Download citation file:
© ARVO (1962-2015); The Authors (2016-present)
Glial cell line-derived neurotrophic factor (GDNF) enhances the survival of a variety of neurons, including photoreceptors (PR) in the retina. In contrast to most other GDNF receptive neurons, GDNF does, however, not exert its neuroprotective activity directly on PR neurons but transmits it indirectly by inducing expression of yet unknown neurotrophic factors in retinal Müller glial cells (RMG). The purpose of this study was the identification and validation of novel RMG-derived neurotrophic factors induced by GDNF.

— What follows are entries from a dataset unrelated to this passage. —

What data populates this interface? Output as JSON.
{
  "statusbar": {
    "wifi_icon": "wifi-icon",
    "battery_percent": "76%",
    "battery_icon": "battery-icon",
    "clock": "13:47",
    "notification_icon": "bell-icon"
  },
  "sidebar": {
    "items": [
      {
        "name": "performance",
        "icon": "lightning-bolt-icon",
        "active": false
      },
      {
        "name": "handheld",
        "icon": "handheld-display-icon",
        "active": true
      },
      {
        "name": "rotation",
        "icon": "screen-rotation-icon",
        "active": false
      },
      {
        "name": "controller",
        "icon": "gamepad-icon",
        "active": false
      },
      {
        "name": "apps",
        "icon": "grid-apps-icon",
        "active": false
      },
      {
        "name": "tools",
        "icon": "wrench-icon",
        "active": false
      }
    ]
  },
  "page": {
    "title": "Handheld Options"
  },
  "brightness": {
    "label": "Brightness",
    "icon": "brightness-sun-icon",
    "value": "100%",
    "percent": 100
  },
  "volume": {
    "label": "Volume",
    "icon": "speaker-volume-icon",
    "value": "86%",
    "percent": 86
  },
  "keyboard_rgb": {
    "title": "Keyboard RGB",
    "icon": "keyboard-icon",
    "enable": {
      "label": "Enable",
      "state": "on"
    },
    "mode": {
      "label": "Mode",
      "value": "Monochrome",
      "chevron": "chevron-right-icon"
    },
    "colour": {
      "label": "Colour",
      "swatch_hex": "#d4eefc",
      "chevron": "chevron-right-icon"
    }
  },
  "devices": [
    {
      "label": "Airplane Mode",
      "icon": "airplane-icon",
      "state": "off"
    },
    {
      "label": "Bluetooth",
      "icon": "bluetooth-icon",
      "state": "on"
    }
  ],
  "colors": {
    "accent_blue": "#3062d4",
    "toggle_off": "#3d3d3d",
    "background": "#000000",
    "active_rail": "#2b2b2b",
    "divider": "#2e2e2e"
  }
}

Genome-wide transcriptome analysis was performed with Ilumina bead arrays on isolated retinas from mice treated with GDNF and compared to untreated controls. Differentially expressed candidates were screened for presence of secretion signals and expression of selected candidates was studied in situ with immunohistochemistry. Further, the potential neurotrophic function was validated on isolated primary photoreceptors as well as on short-term and long-term retinal explant cultures from Pde6brd1 mouse retinas.

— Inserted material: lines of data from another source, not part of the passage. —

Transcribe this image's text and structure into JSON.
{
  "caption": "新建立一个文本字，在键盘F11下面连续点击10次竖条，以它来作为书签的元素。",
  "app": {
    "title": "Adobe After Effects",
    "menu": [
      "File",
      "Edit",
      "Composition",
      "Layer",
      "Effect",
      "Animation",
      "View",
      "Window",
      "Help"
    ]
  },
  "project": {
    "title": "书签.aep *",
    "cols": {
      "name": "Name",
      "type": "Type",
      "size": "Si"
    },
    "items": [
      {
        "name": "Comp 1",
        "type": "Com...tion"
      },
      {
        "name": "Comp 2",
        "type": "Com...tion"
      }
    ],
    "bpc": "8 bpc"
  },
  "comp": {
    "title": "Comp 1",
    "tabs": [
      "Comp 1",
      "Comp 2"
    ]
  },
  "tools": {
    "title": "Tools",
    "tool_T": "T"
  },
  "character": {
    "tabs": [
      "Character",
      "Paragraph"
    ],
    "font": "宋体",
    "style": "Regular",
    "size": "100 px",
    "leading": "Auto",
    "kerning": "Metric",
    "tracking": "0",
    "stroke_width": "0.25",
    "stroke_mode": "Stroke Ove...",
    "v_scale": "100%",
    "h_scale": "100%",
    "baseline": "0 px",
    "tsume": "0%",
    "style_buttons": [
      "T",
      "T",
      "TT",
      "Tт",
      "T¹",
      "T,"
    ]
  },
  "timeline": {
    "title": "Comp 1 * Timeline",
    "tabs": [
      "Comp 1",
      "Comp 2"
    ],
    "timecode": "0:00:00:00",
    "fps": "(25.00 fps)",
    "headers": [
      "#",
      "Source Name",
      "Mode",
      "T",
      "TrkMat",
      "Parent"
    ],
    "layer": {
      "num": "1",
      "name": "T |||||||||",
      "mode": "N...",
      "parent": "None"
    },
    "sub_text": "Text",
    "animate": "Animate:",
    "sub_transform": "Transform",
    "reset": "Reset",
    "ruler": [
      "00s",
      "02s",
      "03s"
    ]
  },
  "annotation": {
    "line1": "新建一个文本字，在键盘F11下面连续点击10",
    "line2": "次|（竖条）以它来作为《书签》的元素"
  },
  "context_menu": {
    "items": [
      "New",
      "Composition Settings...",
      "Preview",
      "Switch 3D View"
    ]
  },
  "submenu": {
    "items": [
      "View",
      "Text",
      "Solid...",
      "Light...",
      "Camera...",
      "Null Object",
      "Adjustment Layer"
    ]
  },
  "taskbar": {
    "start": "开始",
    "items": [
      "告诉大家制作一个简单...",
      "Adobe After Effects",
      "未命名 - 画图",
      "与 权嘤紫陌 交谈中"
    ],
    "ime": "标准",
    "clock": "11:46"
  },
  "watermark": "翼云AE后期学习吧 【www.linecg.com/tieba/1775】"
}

Differential transcriptome analyses of GDNF-treated mouse retinas revealed 30 GDNF-induced transcripts containing a total of 6 genes coding for secreted molecules. Among them was Osteopontin (OPN), a secreted glycoprotein which was confirmed to be expressed in mouse RMG in situ and is secreted from primary mouse RMG in culture. OPN secretion was significantly upregulated upon GDNF treatment of primary mouse RMG. Furthermore, OPN exerted a significant survival effect on primary porcine PR cells and induced activation of the PI3K/Akt pro-survival pathway. In short term retinal explant cultures from Pde6brd1 mice, OPN significantly reduced the percentage of apoptotic cells to levels comparable to that observed in explants from wild-type mice and after long-term treatment, significantly more PR were present in the ONL of these retinas.
Our findings suggest that RMG-derived OPN transmits part of the GDNF-induced neuroprotective activity from RMG to PR cells. Furthermore, OPN qualifies as effective neuroprotective molecule for PR in the context of mutation-induced retinal degeneration.
This PDF is available to Subscribers Only